Among the lines below, tally those that contain "ylabel" and respond with the total only.
_____
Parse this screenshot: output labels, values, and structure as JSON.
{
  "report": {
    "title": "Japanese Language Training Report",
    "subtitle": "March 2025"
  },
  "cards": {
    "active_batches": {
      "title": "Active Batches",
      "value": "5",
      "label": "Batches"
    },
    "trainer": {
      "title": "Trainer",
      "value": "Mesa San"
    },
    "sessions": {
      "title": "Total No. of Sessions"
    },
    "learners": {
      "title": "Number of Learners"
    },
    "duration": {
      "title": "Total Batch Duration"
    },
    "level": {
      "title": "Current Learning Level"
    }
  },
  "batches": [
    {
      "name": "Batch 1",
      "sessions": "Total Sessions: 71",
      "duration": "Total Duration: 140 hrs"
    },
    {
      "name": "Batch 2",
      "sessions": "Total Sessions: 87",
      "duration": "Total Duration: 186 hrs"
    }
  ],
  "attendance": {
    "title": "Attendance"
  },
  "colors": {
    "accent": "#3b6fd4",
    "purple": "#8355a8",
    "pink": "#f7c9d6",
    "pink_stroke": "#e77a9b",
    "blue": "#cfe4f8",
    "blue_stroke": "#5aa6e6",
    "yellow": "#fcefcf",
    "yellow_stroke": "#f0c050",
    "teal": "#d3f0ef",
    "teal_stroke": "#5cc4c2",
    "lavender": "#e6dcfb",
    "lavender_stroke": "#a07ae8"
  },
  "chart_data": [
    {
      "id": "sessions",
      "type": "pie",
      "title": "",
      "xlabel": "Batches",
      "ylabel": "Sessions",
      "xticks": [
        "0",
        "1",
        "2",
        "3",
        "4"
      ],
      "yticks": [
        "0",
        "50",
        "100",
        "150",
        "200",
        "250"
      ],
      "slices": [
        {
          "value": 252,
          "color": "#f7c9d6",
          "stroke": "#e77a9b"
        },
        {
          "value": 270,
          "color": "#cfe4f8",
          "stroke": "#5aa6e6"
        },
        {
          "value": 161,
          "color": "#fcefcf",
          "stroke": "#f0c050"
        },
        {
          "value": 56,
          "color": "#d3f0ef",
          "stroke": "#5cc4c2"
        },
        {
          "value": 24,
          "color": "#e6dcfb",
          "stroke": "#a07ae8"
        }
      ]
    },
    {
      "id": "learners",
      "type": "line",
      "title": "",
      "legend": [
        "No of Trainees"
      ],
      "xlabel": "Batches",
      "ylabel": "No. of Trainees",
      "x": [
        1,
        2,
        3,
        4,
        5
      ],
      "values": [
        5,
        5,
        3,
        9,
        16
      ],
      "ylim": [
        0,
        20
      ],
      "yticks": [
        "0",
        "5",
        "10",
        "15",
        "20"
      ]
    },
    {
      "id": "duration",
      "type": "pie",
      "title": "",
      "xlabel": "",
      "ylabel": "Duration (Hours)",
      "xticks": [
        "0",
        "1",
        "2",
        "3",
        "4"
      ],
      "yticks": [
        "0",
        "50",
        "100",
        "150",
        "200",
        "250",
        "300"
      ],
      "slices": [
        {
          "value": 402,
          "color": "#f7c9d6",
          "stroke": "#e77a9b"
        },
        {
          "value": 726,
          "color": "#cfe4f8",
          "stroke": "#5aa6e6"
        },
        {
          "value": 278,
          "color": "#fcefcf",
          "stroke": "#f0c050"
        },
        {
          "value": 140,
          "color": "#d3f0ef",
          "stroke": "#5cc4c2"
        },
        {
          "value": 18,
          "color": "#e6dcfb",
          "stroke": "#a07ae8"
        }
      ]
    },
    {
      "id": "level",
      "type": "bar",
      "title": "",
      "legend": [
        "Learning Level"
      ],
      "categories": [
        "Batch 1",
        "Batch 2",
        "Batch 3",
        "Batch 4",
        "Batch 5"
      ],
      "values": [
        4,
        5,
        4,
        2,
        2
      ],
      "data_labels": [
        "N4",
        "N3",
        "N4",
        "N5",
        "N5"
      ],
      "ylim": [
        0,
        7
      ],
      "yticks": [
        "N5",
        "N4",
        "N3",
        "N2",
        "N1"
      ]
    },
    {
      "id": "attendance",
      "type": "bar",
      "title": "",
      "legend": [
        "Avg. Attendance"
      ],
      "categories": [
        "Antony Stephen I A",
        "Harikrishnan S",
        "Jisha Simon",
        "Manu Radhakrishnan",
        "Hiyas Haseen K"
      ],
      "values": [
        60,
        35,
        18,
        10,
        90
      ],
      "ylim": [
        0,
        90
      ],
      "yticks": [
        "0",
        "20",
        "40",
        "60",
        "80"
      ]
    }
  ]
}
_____
## Exercise response
3